Before beginning, decide who you’ll ask, and where you’ll do the asking. Then make an altar, but don’t overdo it. At a minimum you’ll need a candle and supplies for the spell: seeds, soil, water, and a biodegradable container to use as a planter for each person participating. (In our upcoming Spring Equinox circle for First UU Pagan Alliance, we’ll make planters from empty toilet paper rolls.) Have pencils or markers on hand, too.
First ground. Then light the candle and say, “This candle represents hearth fire. I light it now and bring the flame of wisdom into my spell.”
You may wish to say something like, “This is my sacred hearth, where I am going to ask for aid on Spring Equinox. I ask that my gods/Spirit/the Universe witness this ritual.”
Consider a change you’d like to make, a perspective or behavior you’d like to change, or a goal you’d like to achieve. Be specific, and choose something achievable to which you’re willing to commit time and effort. Holding your intention in mind, draw symbols of intention on the planter, plant the seeds, and say the spell:

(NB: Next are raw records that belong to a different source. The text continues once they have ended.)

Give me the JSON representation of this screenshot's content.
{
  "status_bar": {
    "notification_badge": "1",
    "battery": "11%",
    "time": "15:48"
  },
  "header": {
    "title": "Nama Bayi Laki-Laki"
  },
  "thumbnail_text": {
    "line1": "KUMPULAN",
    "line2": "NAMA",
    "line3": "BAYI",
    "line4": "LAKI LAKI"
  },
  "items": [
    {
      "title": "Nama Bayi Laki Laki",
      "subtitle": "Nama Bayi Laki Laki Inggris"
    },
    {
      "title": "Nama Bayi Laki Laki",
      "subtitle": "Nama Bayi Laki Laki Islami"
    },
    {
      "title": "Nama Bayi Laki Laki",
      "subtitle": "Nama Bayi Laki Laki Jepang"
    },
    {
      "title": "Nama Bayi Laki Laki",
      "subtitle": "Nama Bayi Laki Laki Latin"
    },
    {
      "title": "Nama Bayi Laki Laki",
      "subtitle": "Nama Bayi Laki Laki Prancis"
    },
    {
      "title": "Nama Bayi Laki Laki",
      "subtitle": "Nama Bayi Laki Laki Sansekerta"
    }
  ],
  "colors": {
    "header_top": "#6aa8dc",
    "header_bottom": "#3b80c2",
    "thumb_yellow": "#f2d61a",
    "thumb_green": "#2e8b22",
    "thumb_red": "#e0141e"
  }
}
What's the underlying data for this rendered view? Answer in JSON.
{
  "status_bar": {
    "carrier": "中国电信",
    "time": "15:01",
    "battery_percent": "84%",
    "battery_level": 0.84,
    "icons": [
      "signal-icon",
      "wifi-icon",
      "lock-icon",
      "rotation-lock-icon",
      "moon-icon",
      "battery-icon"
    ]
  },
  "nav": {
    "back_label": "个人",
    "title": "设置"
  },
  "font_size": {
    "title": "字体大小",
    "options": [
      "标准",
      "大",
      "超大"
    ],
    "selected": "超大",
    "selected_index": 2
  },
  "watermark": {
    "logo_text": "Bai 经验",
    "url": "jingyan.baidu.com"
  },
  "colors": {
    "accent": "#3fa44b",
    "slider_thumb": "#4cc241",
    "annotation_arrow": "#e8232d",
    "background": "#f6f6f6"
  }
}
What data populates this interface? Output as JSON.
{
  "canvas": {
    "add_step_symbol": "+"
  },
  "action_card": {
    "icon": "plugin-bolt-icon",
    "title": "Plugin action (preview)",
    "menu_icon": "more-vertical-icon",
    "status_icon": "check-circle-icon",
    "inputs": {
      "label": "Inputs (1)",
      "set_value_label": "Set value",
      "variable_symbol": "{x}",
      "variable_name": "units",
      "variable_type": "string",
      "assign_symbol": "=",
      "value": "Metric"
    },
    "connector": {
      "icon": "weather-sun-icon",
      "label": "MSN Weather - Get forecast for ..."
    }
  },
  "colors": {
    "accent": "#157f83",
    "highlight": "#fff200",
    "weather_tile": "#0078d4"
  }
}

As the nights shrink down,
So this seed goes underground.
By the seed and by the root,
By the shoot and by the flower,
As the daylight grows in power,
So the thing I wish grows strong.*
Water the newly planted seeds, and say thank you to whomever you addressed your request for aid. Now’s the time to make an appropriate offering.
Your seeds won’t sprout, of course, if you neglect them after saying the spell. Neither will your intention take root, if you’re not willing to work for it yourself.
In the name of the Bee–
And the Butterfly–
And the Breeze**– May it be so!
* I like to cite my sources, but this one’s difficult to identify. It’s an adaptation of a spell that might have come from the blog Hearth and Home Witchery, but I can’t find the original post.
**A benediction by Emily Dickinson that I picked up from Laura Perry, who practices Modern Minoan Paganism.